Assigned task
Every entry below must be copied exactly, with nothing left out.

[Component data from apps and pages]
------------------------

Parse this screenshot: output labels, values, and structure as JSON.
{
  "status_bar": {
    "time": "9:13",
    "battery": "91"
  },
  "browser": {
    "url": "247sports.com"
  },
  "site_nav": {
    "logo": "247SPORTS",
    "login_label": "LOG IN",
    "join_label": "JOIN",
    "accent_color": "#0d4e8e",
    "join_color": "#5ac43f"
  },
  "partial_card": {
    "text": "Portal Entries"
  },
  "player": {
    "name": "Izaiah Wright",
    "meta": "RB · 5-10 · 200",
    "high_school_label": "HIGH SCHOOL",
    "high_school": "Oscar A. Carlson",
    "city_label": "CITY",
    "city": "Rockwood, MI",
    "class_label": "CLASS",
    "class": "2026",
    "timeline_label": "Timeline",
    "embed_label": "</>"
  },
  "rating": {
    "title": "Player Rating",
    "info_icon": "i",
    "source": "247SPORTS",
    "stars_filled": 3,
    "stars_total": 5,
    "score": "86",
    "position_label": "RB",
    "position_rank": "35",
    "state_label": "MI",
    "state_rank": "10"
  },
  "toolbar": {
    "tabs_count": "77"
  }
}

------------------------

Solution to this task
Parse this screenshot: output labels, values, and structure as JSON.
{
  "status_bar": {
    "time": "9:13",
    "battery": "91"
  },
  "browser": {
    "url": "247sports.com"
  },
  "site_nav": {
    "logo": "247SPORTS",
    "login_label": "LOG IN",
    "join_label": "JOIN",
    "accent_color": "#0d4e8e",
    "join_color": "#5ac43f"
  },
  "partial_card": {
    "text": "Portal Entries"
  },
  "player": {
    "name": "Izaiah Wright",
    "meta": "RB · 5-10 · 200",
    "high_school_label": "HIGH SCHOOL",
    "high_school": "Oscar A. Carlson",
    "city_label": "CITY",
    "city": "Rockwood, MI",
    "class_label": "CLASS",
    "class": "2026",
    "timeline_label": "Timeline",
    "embed_label": "</>"
  },
  "rating": {
    "title": "Player Rating",
    "info_icon": "i",
    "source": "247SPORTS",
    "stars_filled": 3,
    "stars_total": 5,
    "score": "86",
    "position_label": "RB",
    "position_rank": "35",
    "state_label": "MI",
    "state_rank": "10"
  },
  "toolbar": {
    "tabs_count": "77"
  }
}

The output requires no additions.